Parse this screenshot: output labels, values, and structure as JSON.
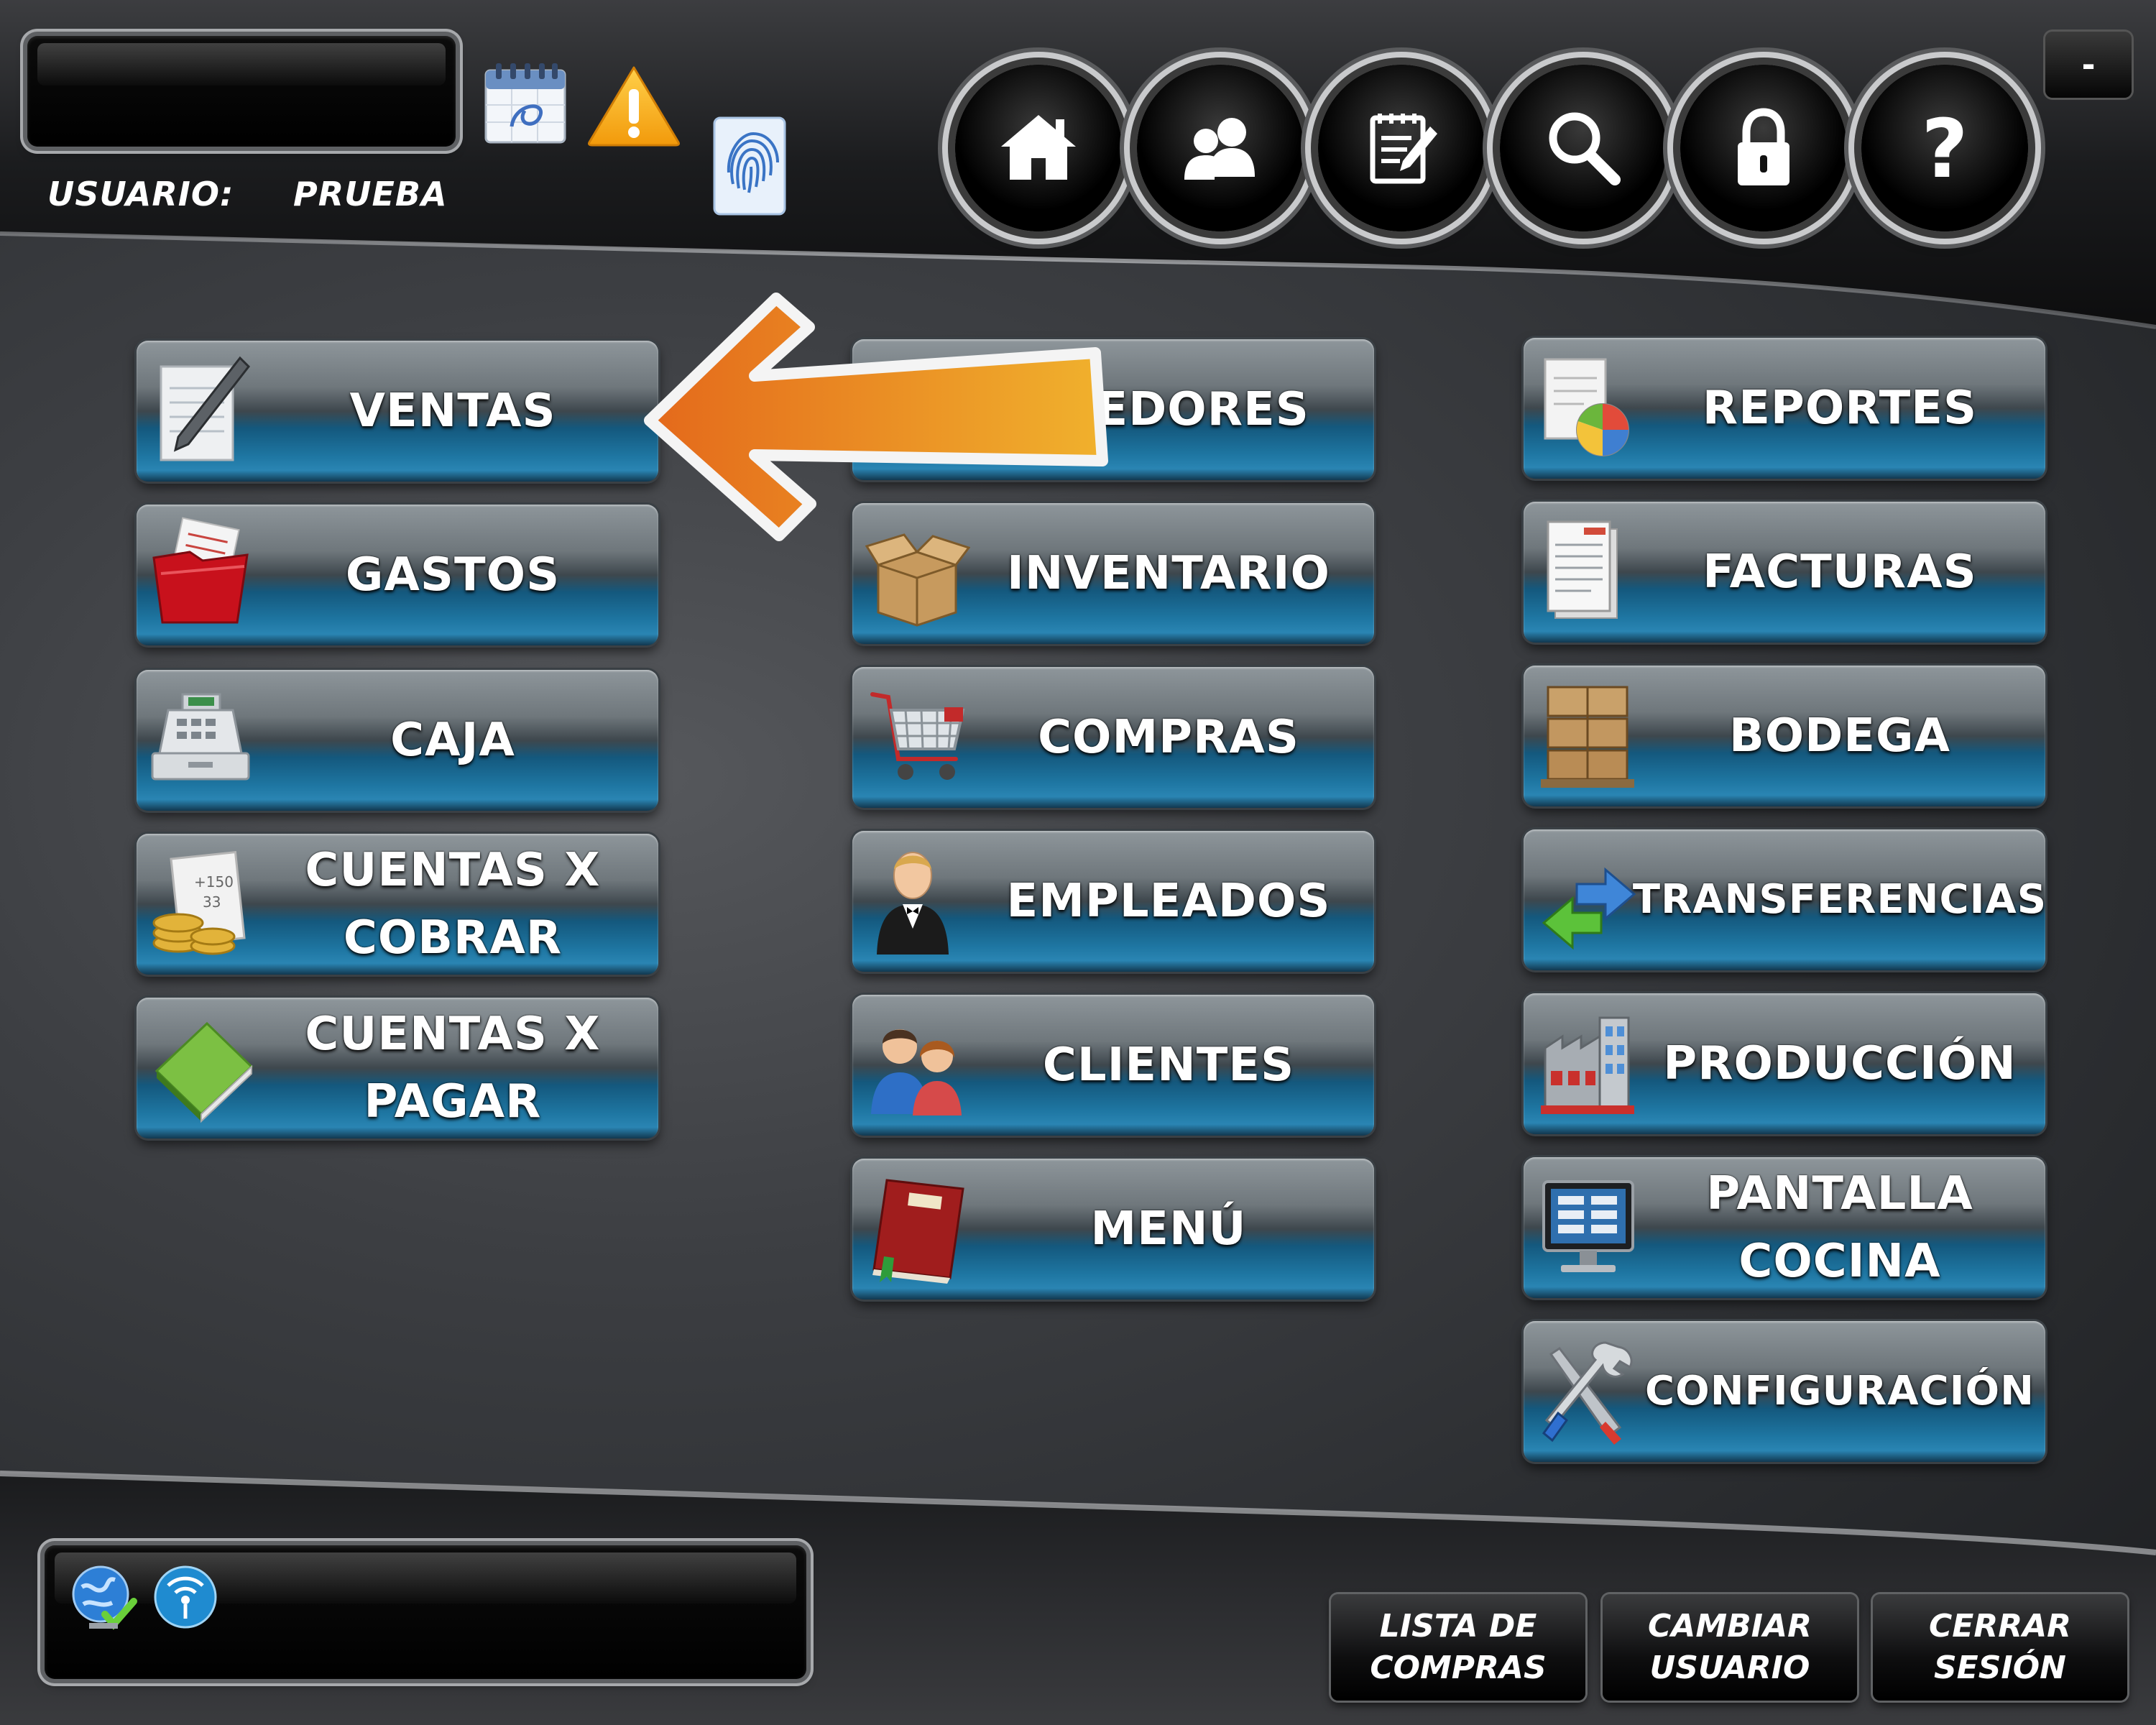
{
  "header": {
    "user_label": "USUARIO:",
    "user_name": "PRUEBA",
    "status_icons": [
      "calendar-icon",
      "warning-icon",
      "fingerprint-icon"
    ],
    "nav_buttons": [
      {
        "name": "home-icon"
      },
      {
        "name": "users-icon"
      },
      {
        "name": "notepad-icon"
      },
      {
        "name": "search-icon"
      },
      {
        "name": "lock-icon"
      },
      {
        "name": "help-icon"
      }
    ],
    "minimize_label": "-"
  },
  "menu": {
    "column1": [
      {
        "label": "VENTAS",
        "icon": "pen-document-icon"
      },
      {
        "label": "GASTOS",
        "icon": "red-folder-icon"
      },
      {
        "label": "CAJA",
        "icon": "cash-register-icon"
      },
      {
        "label": "CUENTAS X\nCOBRAR",
        "icon": "coins-receipt-icon"
      },
      {
        "label": "CUENTAS X\nPAGAR",
        "icon": "green-book-icon"
      }
    ],
    "column2": [
      {
        "label": "VEEDORES",
        "icon": "suppliers-icon"
      },
      {
        "label": "INVENTARIO",
        "icon": "box-icon"
      },
      {
        "label": "COMPRAS",
        "icon": "shopping-cart-icon"
      },
      {
        "label": "EMPLEADOS",
        "icon": "waiter-icon"
      },
      {
        "label": "CLIENTES",
        "icon": "customers-icon"
      },
      {
        "label": "MENÚ",
        "icon": "menu-book-icon"
      }
    ],
    "column3": [
      {
        "label": "REPORTES",
        "icon": "report-chart-icon"
      },
      {
        "label": "FACTURAS",
        "icon": "invoice-icon"
      },
      {
        "label": "BODEGA",
        "icon": "boxes-stack-icon"
      },
      {
        "label": "TRANSFERENCIAS",
        "icon": "transfer-arrows-icon"
      },
      {
        "label": "PRODUCCIÓN",
        "icon": "factory-icon"
      },
      {
        "label": "PANTALLA\nCOCINA",
        "icon": "monitor-icon"
      },
      {
        "label": "CONFIGURACIÓN",
        "icon": "tools-icon"
      }
    ]
  },
  "footer": {
    "status_icons": [
      "globe-check-icon",
      "wifi-signal-icon"
    ],
    "buttons": [
      {
        "label": "LISTA DE\nCOMPRAS"
      },
      {
        "label": "CAMBIAR\nUSUARIO"
      },
      {
        "label": "CERRAR\nSESIÓN"
      }
    ]
  },
  "overlay": {
    "arrow_color": "#e8861f"
  }
}
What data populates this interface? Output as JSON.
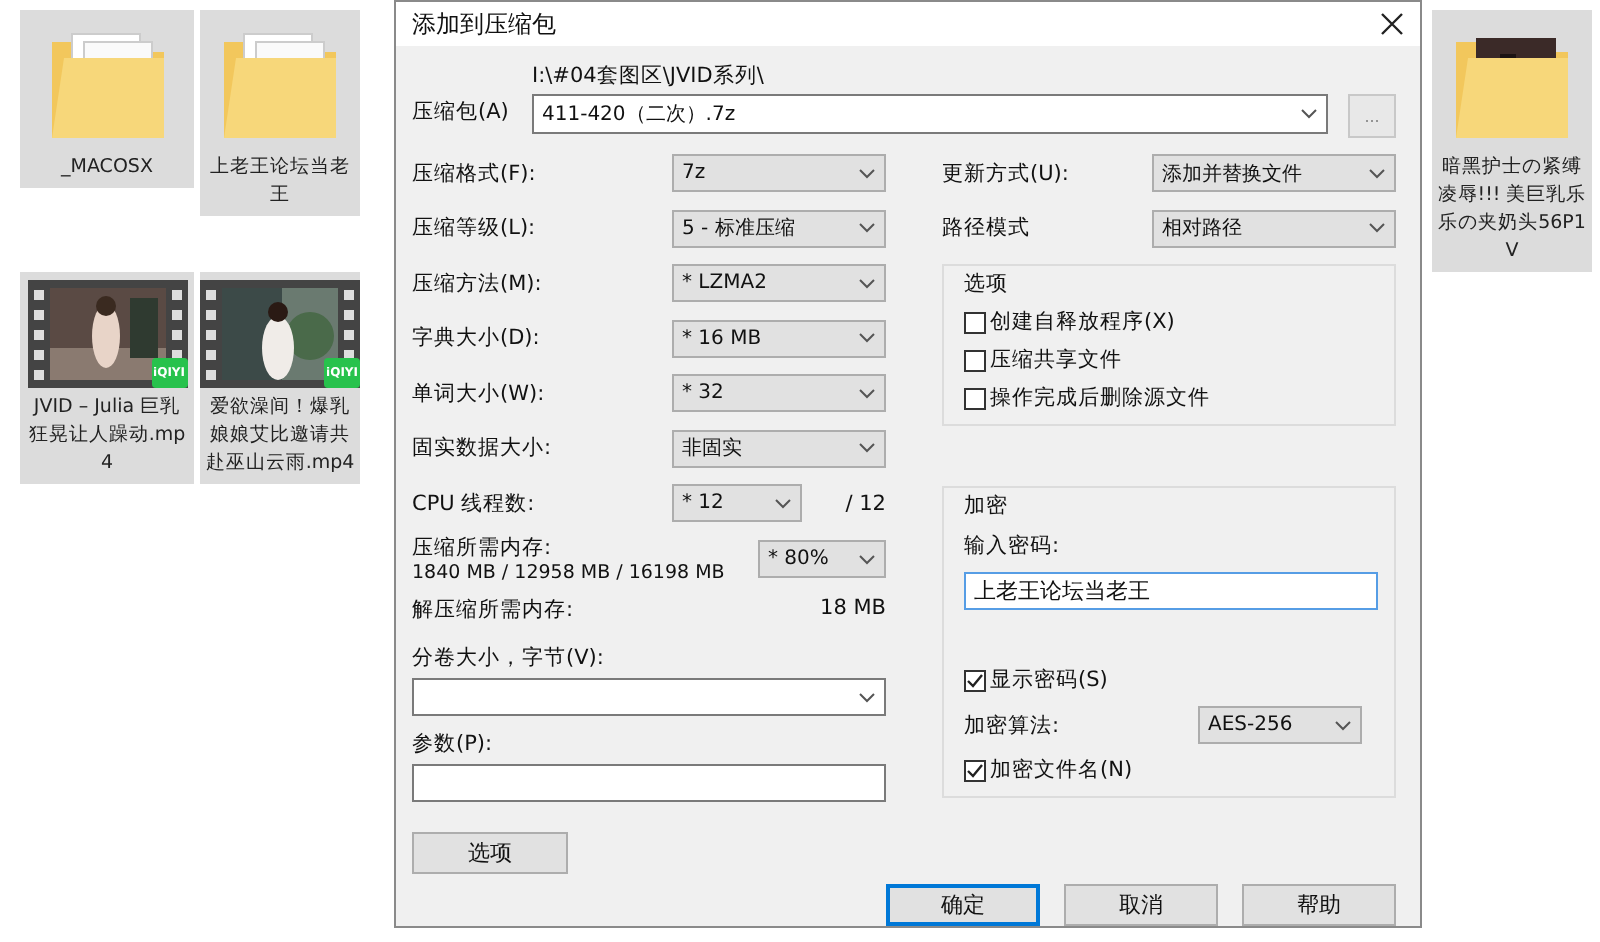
{
  "desktop": {
    "icons": [
      {
        "kind": "folder",
        "label": "_MACOSX",
        "selected": true
      },
      {
        "kind": "folder",
        "label": "上老王论坛当老王",
        "selected": true
      },
      {
        "kind": "video",
        "label": "JVID – Julia 巨乳狂晃让人躁动.mp4",
        "badge": "iQIYI",
        "selected": true
      },
      {
        "kind": "video",
        "label": "爱欲澡间！爆乳娘娘艾比邀请共赴巫山云雨.mp4",
        "badge": "iQIYI",
        "selected": true
      }
    ],
    "right_icons": [
      {
        "kind": "photo_folder",
        "label": "暗黑护士の紧缚凌辱!!! 美巨乳乐乐の夹奶头56P1V",
        "selected": true
      }
    ]
  },
  "dialog": {
    "title": "添加到压缩包",
    "archive": {
      "label": "压缩包(A)",
      "path": "I:\\#04套图区\\JVID系列\\",
      "value": "411-420（二次）.7z",
      "browse": "..."
    },
    "left": [
      {
        "kind": "combo",
        "label": "压缩格式(F):",
        "value": "7z",
        "editable": false
      },
      {
        "kind": "combo",
        "label": "压缩等级(L):",
        "value": "5 - 标准压缩",
        "editable": false
      },
      {
        "kind": "combo",
        "label": "压缩方法(M):",
        "value": "* LZMA2",
        "editable": false
      },
      {
        "kind": "combo",
        "label": "字典大小(D):",
        "value": "* 16 MB",
        "editable": false
      },
      {
        "kind": "combo",
        "label": "单词大小(W):",
        "value": "* 32",
        "editable": false
      },
      {
        "kind": "combo",
        "label": "固实数据大小:",
        "value": "非固实",
        "editable": false
      },
      {
        "kind": "threads",
        "label": "CPU 线程数:",
        "value": "* 12",
        "total": "/ 12",
        "editable": false
      },
      {
        "kind": "memory",
        "label": "压缩所需内存:",
        "detail": "1840 MB / 12958 MB / 16198 MB",
        "value": "* 80%",
        "editable": false
      },
      {
        "kind": "readout",
        "label": "解压缩所需内存:",
        "value": "18 MB"
      },
      {
        "kind": "stacked_combo",
        "label": "分卷大小，字节(V):",
        "editable": true
      },
      {
        "kind": "stacked_input",
        "label": "参数(P):"
      }
    ],
    "options_button": "选项",
    "right": {
      "update": {
        "label": "更新方式(U):",
        "value": "添加并替换文件",
        "editable": false
      },
      "path_mode": {
        "label": "路径模式",
        "value": "相对路径",
        "editable": false
      },
      "options": {
        "title": "选项",
        "checkboxes": [
          {
            "label": "创建自释放程序(X)",
            "checked": false
          },
          {
            "label": "压缩共享文件",
            "checked": false
          },
          {
            "label": "操作完成后删除源文件",
            "checked": false
          }
        ]
      },
      "encryption": {
        "title": "加密",
        "password_label": "输入密码:",
        "password": "上老王论坛当老王",
        "show_password": {
          "label": "显示密码(S)",
          "checked": true
        },
        "method": {
          "label": "加密算法:",
          "value": "AES-256",
          "editable": false
        },
        "encrypt_names": {
          "label": "加密文件名(N)",
          "checked": true
        }
      }
    },
    "buttons": [
      {
        "label": "确定",
        "default": true
      },
      {
        "label": "取消",
        "default": false
      },
      {
        "label": "帮助",
        "default": false
      }
    ]
  }
}
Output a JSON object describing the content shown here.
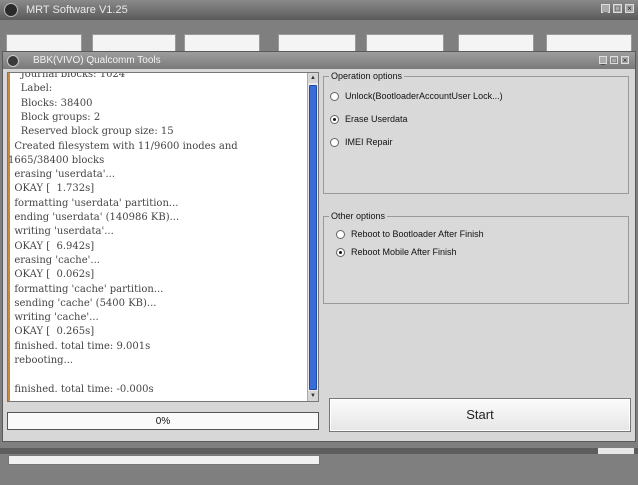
{
  "outer_window": {
    "title": "MRT Software V1.25"
  },
  "inner_window": {
    "title": "BBK(VIVO) Qualcomm Tools"
  },
  "log": {
    "lines": [
      "    Journal blocks: 1024",
      "    Label:",
      "    Blocks: 38400",
      "    Block groups: 2",
      "    Reserved block group size: 15",
      "  Created filesystem with 11/9600 inodes and",
      "1665/38400 blocks",
      "  erasing 'userdata'...",
      "  OKAY [  1.732s]",
      "  formatting 'userdata' partition...",
      "  ending 'userdata' (140986 KB)...",
      "  writing 'userdata'...",
      "  OKAY [  6.942s]",
      "  erasing 'cache'...",
      "  OKAY [  0.062s]",
      "  formatting 'cache' partition...",
      "  sending 'cache' (5400 KB)...",
      "  writing 'cache'...",
      "  OKAY [  0.265s]",
      "  finished. total time: 9.001s",
      "  rebooting...",
      "",
      "  finished. total time: -0.000s"
    ],
    "scroll_position": 0.98
  },
  "progress": {
    "label": "0%",
    "value": 0
  },
  "operation_options": {
    "legend": "Operation options",
    "options": [
      {
        "label": "Unlock(BootloaderAccountUser Lock...)",
        "checked": false
      },
      {
        "label": "Erase Userdata",
        "checked": true
      },
      {
        "label": "IMEI Repair",
        "checked": false
      }
    ]
  },
  "other_options": {
    "legend": "Other options",
    "options": [
      {
        "label": "Reboot to Bootloader After Finish",
        "checked": false
      },
      {
        "label": "Reboot Mobile After Finish",
        "checked": true
      }
    ]
  },
  "start_button": {
    "label": "Start"
  },
  "window_controls": [
    "minimize-icon",
    "maximize-icon",
    "close-icon"
  ]
}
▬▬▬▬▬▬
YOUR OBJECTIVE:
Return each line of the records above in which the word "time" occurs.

REPLY:
      "  finished. total time: 9.001s",
      "  finished. total time: -0.000s"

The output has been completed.